One person has died and 10 have been injured when a man driving a white van ploughed into Muslims walking down the street from Muslim Welfare House in Finsbury Park after their night prayers.
This is one of the most prominent attacks on the Muslim community in the UK in recent memory, and it brings into question the motives of the attacker. The police have been treating the attack as a terrorist incident. The suspect, Darren Osborne, was heard by eye-witnesses to have said “I’m going to kill all Muslims – I did my bit”. This suggests that the issue of far-right extremism has now manifested and is becoming more and more dangerous.
The number of suspected far-right extremists reported to the Government’s counter-terror programme Prevent has increased by 30% in the past year. Many far-right extremists stereotype the religion of Islam as harmful to British society.
Sajda Mughal, Director of JAN Trust and 7/7 survivor has said that there should be a larger police presence outside of mosques, as well as in areas with a high percentage of Muslim residents. “What I’m hearing on the ground particularly from locals is that they’re concerned,” she tells TIME magazine.
Sajda and the charity have been targeted by far-right extremists who dislike the charity’s ethos of helping marginalised BAMER women. She has received death threats, hate mail and vandalism to her property.
JAN Trust has recorded a 31% rise in Islamophobic hate crime directed at Muslim women in 2017, compared to in 2016. Women have become the most obvious targets due to them being more visibly identifiable as Muslims.
A number of the women who contacted the JAN Trust have been telling us their experiences. Some women were victimized while carrying out their everyday activities such as taking their kids to school. As well as receiving a spike in reports from Muslim women, JAN Trust has also received increasing numbers of reports from their children.
“When Muslim women suffer, their children notice and then ask a lot of questions.
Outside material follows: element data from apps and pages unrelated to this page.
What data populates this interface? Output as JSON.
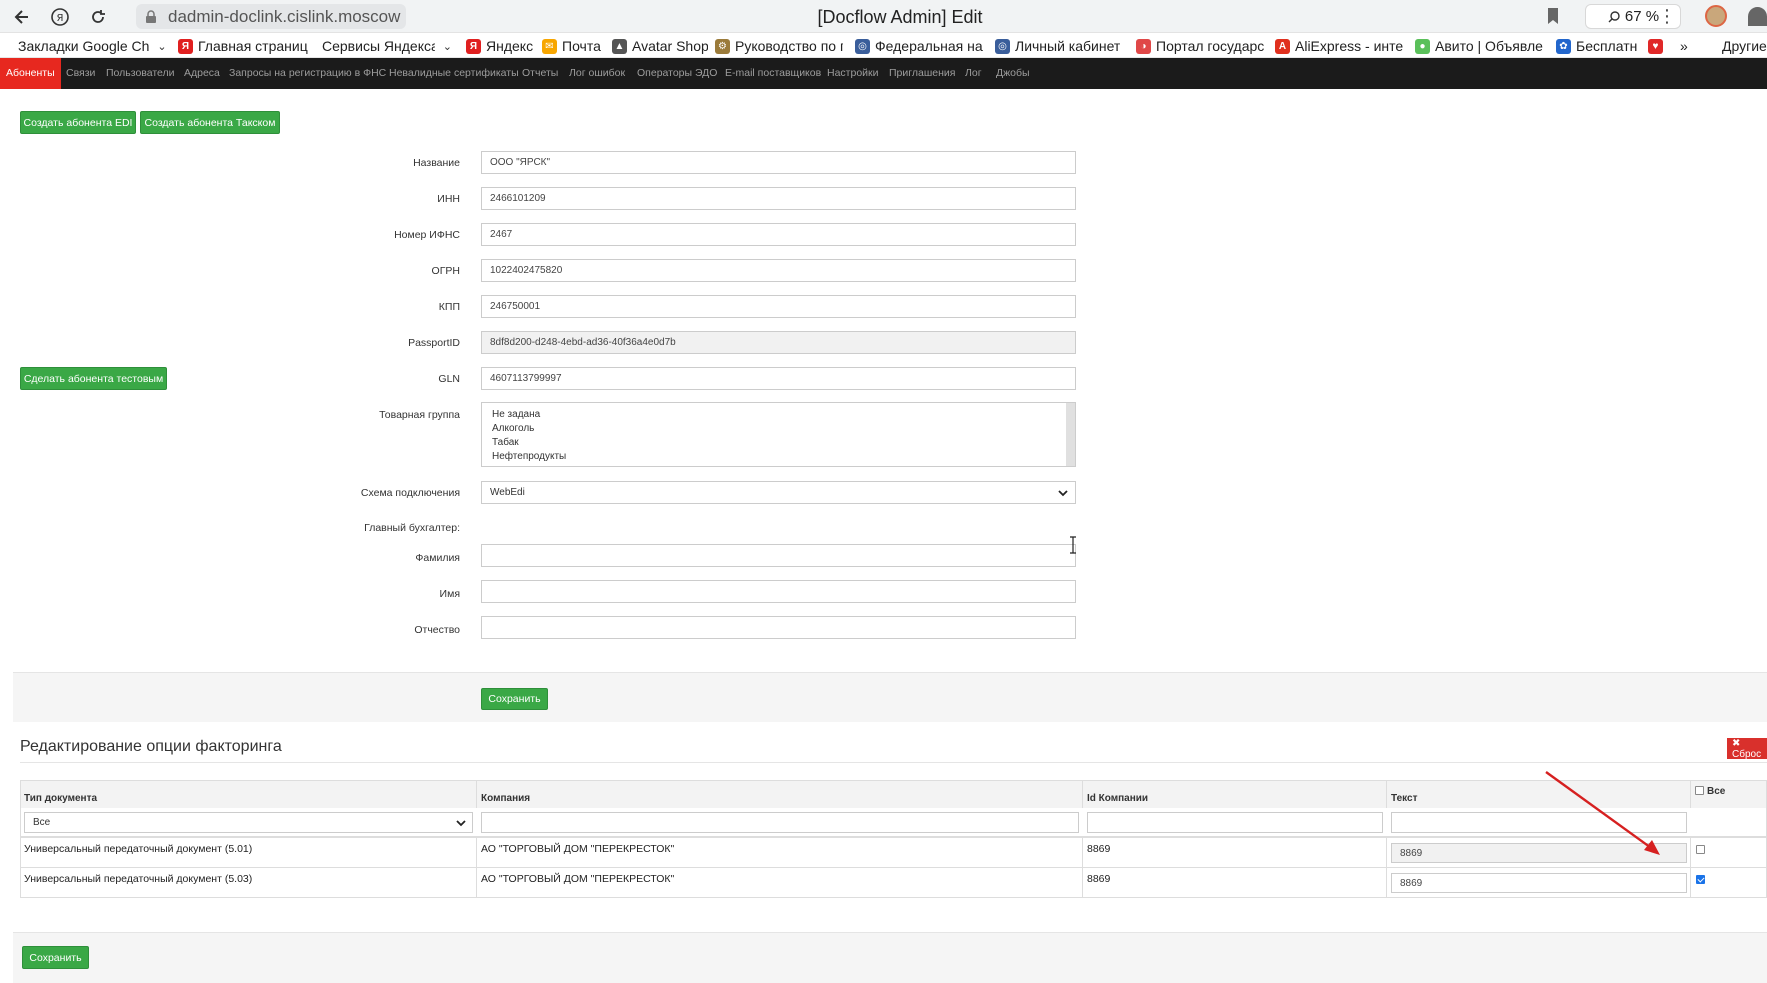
{
  "browser": {
    "url": "dadmin-doclink.cislink.moscow",
    "title": "[Docflow Admin] Edit",
    "zoom": "67 %",
    "icons": [
      "back-icon",
      "yandex-icon",
      "reload-icon",
      "lock-icon",
      "bookmark-icon",
      "zoom-icon",
      "kebab-menu-icon",
      "profile-avatar"
    ]
  },
  "bookmarks": [
    {
      "label": "Закладки Google Ch",
      "chevron": "⌄",
      "color": "#ffffff"
    },
    {
      "label": "Главная страница",
      "color": "#e02020",
      "glyph": "Я"
    },
    {
      "label": "Сервисы Яндекса",
      "chevron": "⌄",
      "color": "#ffffff"
    },
    {
      "label": "Яндекс",
      "color": "#e02020",
      "glyph": "Я"
    },
    {
      "label": "Почта",
      "color": "#f7a600",
      "glyph": "✉"
    },
    {
      "label": "Avatar Shop",
      "color": "#555555",
      "glyph": "▲"
    },
    {
      "label": "Руководство по п",
      "color": "#9b7b3a",
      "glyph": "⚙"
    },
    {
      "label": "Федеральная нал",
      "color": "#3a5e9b",
      "glyph": "◎"
    },
    {
      "label": "Личный кабинет",
      "color": "#3a5e9b",
      "glyph": "◎"
    },
    {
      "label": "Портал государс",
      "color": "#e04848",
      "glyph": "◑"
    },
    {
      "label": "AliExpress - интер",
      "color": "#e0301e",
      "glyph": "A"
    },
    {
      "label": "Авито | Объявлен",
      "color": "#5ac05a",
      "glyph": "●"
    },
    {
      "label": "Бесплатн",
      "color": "#2266cc",
      "glyph": "✿"
    },
    {
      "label": "",
      "color": "#e02828",
      "glyph": "♥"
    },
    {
      "label": "»",
      "color": "#ffffff"
    },
    {
      "label": "Другие",
      "color": "#ffffff"
    }
  ],
  "appnav": [
    {
      "label": "Абоненты",
      "active": true
    },
    {
      "label": "Связи"
    },
    {
      "label": "Пользователи"
    },
    {
      "label": "Адреса"
    },
    {
      "label": "Запросы на регистрацию в ФНС"
    },
    {
      "label": "Невалидные сертификаты"
    },
    {
      "label": "Отчеты"
    },
    {
      "label": "Лог ошибок"
    },
    {
      "label": "Операторы ЭДО"
    },
    {
      "label": "E-mail поставщиков"
    },
    {
      "label": "Настройки"
    },
    {
      "label": "Приглашения"
    },
    {
      "label": "Лог"
    },
    {
      "label": "Джобы"
    }
  ],
  "actions": {
    "create_edi": "Создать абонента EDI",
    "create_taxcom": "Создать абонента Такском",
    "make_test": "Сделать абонента тестовым"
  },
  "form": {
    "name_label": "Название",
    "name_value": "ООО \"ЯРСК\"",
    "inn_label": "ИНН",
    "inn_value": "2466101209",
    "ifns_label": "Номер ИФНС",
    "ifns_value": "2467",
    "ogrn_label": "ОГРН",
    "ogrn_value": "1022402475820",
    "kpp_label": "КПП",
    "kpp_value": "246750001",
    "passport_label": "PassportID",
    "passport_value": "8df8d200-d248-4ebd-ad36-40f36a4e0d7b",
    "gln_label": "GLN",
    "gln_value": "4607113799997",
    "group_label": "Товарная группа",
    "group_options": [
      "Не задана",
      "Алкоголь",
      "Табак",
      "Нефтепродукты"
    ],
    "scheme_label": "Схема подключения",
    "scheme_value": "WebEdi",
    "accountant_label": "Главный бухгалтер:",
    "surname_label": "Фамилия",
    "surname_value": "",
    "firstname_label": "Имя",
    "firstname_value": "",
    "patronymic_label": "Отчество",
    "patronymic_value": "",
    "save_label": "Сохранить"
  },
  "factoring": {
    "title": "Редактирование опции факторинга",
    "reset_label": "✖ Сброс",
    "columns": [
      "Тип документа",
      "Компания",
      "Id Компании",
      "Текст"
    ],
    "all_label": "Все",
    "filter_doc_type": "Все",
    "rows": [
      {
        "doc_type": "Универсальный передаточный документ (5.01)",
        "company": "АО \"ТОРГОВЫЙ ДОМ \"ПЕРЕКРЕСТОК\"",
        "company_id": "8869",
        "text": "8869",
        "checked": false
      },
      {
        "doc_type": "Универсальный передаточный документ (5.03)",
        "company": "АО \"ТОРГОВЫЙ ДОМ \"ПЕРЕКРЕСТОК\"",
        "company_id": "8869",
        "text": "8869",
        "checked": true
      }
    ],
    "save_label": "Сохранить"
  },
  "colors": {
    "accent_green": "#3aa846",
    "nav_active": "#e7281f",
    "annotation_arrow": "#d62020",
    "reset": "#d9302c"
  }
}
I saw this in Finsbury Park yesterday – there was a lot of tension there,” Sajda tells TIME.
“We cannot let these attacks divide the community in any way because that’s exactly what they want us to do. If we do, we will be feeding into the extremist narrative both on the far-right sight of things, as well as on the Islamist extremist side of things.”